(Component data from apps and pages)
================================
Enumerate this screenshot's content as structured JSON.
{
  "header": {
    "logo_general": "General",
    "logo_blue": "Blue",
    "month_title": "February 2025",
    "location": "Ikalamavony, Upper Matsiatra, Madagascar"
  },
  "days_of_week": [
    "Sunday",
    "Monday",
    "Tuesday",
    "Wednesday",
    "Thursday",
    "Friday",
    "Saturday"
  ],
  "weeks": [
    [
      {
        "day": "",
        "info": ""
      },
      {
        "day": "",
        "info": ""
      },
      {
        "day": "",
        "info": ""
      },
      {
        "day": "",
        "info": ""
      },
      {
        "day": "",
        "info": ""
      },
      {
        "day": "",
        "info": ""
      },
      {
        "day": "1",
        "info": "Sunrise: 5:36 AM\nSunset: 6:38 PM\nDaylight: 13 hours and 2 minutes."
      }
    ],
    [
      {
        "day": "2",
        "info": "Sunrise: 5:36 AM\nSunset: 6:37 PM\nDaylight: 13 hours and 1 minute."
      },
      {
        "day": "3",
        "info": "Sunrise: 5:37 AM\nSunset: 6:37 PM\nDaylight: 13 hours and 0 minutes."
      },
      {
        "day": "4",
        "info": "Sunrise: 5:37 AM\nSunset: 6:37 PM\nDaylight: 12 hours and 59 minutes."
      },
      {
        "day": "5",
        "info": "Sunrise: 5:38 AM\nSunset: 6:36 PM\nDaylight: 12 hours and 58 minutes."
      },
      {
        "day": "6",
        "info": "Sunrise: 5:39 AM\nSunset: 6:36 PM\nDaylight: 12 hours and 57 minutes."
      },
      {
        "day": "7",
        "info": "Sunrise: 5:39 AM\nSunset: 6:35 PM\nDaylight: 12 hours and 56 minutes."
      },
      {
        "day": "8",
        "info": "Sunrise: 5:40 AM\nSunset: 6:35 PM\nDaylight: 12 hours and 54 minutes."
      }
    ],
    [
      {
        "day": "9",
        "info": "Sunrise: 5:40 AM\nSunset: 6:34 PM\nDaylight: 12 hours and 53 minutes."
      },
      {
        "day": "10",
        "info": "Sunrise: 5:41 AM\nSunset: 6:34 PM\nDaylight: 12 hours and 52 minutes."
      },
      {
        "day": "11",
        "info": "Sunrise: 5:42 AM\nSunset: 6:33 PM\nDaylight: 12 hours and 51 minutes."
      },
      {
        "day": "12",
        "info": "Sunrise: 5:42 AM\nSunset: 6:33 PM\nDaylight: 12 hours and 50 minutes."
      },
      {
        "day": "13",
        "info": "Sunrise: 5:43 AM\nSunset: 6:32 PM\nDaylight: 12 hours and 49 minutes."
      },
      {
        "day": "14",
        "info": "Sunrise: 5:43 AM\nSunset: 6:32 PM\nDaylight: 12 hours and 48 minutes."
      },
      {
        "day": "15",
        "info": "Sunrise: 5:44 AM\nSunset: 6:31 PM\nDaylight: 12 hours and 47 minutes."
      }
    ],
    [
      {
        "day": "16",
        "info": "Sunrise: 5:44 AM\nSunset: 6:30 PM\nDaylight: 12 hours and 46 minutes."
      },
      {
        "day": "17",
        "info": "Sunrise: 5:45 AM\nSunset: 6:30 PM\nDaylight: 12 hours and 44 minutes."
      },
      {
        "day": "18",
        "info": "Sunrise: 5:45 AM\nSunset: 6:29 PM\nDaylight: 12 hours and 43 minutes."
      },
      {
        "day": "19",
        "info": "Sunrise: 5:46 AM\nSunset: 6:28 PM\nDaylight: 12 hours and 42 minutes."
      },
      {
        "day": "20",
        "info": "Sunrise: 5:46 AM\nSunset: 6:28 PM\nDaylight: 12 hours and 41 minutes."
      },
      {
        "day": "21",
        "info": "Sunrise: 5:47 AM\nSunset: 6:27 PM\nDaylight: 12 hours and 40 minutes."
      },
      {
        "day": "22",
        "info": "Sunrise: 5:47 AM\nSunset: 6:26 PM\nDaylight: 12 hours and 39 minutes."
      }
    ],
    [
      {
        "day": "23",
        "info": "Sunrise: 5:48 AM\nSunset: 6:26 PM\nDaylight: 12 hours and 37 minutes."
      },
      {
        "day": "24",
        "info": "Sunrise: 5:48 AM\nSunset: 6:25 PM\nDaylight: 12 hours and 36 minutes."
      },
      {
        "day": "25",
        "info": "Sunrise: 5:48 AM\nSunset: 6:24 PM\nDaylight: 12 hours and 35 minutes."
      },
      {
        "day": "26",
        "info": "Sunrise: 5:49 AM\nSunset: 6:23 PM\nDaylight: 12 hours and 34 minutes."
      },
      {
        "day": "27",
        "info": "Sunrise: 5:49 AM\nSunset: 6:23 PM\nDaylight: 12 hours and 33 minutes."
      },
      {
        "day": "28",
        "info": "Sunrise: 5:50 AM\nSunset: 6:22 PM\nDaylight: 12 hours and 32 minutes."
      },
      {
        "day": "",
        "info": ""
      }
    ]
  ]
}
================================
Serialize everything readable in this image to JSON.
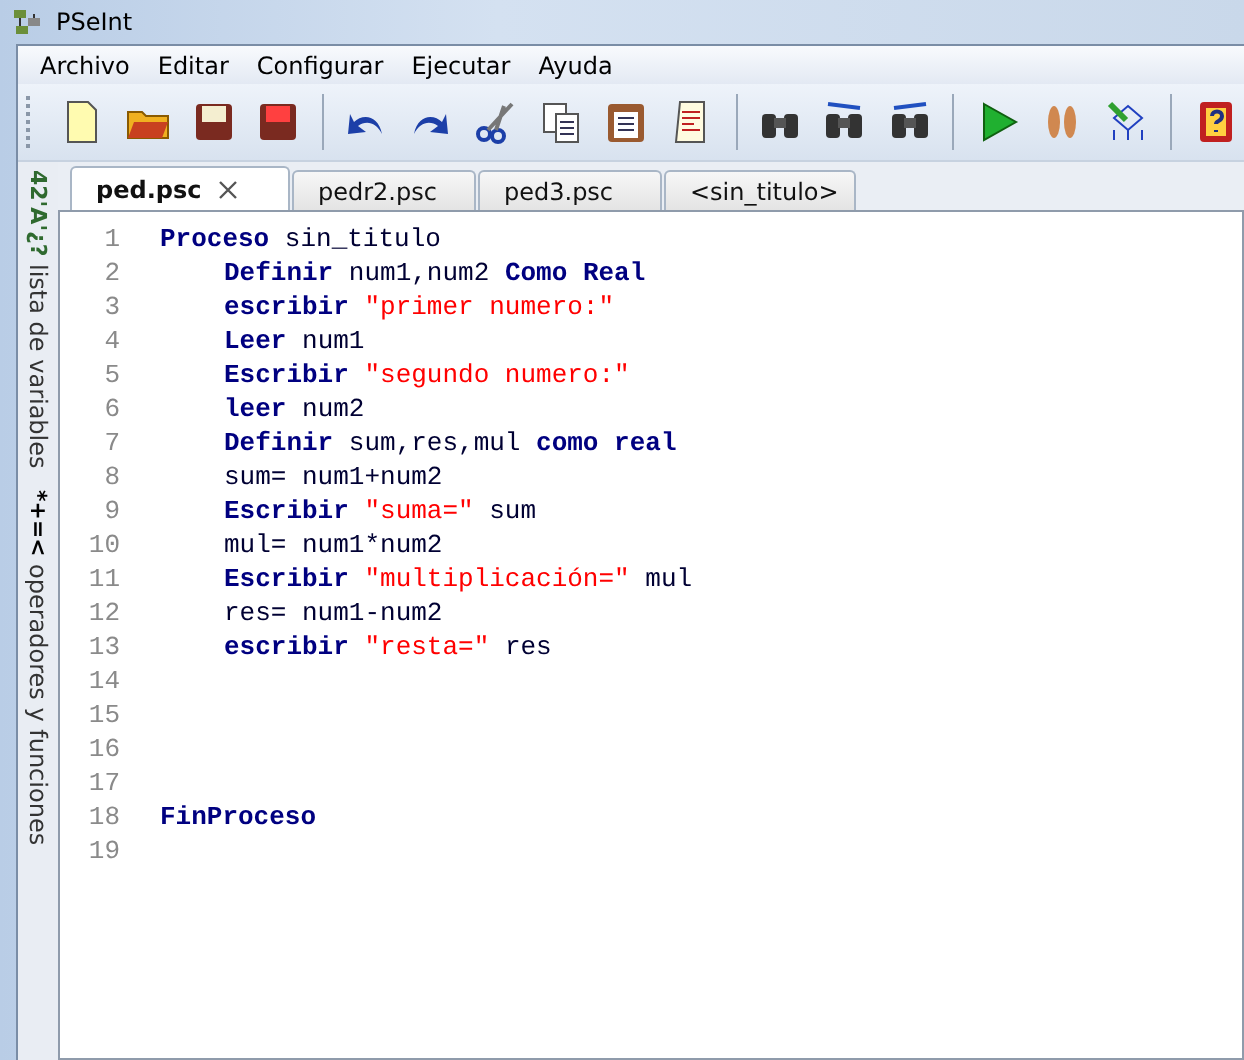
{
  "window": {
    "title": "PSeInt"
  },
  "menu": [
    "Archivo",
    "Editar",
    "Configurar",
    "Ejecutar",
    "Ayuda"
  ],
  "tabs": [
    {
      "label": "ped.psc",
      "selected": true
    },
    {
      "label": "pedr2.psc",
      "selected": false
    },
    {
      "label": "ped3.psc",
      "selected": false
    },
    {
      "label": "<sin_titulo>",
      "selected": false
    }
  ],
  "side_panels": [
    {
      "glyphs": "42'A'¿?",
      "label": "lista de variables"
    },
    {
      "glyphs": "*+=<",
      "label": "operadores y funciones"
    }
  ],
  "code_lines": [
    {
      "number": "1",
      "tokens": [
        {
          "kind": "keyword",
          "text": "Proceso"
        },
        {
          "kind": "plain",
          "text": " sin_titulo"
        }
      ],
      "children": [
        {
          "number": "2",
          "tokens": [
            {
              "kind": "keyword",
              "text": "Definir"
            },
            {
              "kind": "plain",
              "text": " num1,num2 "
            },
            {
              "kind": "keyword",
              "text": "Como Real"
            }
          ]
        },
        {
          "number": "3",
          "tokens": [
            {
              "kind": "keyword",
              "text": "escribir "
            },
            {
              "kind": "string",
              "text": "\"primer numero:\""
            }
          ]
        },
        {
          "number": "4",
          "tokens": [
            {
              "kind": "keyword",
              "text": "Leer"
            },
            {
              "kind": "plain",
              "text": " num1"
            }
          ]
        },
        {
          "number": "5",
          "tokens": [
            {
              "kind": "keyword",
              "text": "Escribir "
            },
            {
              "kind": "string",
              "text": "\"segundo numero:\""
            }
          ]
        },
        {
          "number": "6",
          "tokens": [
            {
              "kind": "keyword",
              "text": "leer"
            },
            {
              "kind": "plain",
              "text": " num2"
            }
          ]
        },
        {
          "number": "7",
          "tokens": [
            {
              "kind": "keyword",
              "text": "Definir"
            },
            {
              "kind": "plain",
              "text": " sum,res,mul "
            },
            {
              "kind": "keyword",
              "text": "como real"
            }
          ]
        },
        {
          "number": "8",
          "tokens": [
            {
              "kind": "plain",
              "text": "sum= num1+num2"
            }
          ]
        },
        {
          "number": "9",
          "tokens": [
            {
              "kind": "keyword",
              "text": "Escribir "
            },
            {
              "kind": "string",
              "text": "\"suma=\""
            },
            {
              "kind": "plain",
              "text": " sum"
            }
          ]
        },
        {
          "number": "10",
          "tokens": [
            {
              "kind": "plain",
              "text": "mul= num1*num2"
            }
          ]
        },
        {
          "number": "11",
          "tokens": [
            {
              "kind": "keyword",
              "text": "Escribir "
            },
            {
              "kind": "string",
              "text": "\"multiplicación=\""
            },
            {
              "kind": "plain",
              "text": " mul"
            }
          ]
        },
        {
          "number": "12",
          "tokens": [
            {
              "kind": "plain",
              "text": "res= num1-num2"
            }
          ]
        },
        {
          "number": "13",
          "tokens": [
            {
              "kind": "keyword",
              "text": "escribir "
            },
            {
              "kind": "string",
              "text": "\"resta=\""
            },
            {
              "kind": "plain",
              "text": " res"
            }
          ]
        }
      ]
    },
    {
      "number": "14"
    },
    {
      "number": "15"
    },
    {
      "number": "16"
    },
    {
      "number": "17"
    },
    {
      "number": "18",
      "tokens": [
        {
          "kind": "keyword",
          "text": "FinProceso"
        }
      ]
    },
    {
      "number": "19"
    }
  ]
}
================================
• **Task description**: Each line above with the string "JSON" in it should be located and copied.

• **Task result**:
Enumerate this screenshot's content as structured JSON.
Serialize everything readable in this image to JSON.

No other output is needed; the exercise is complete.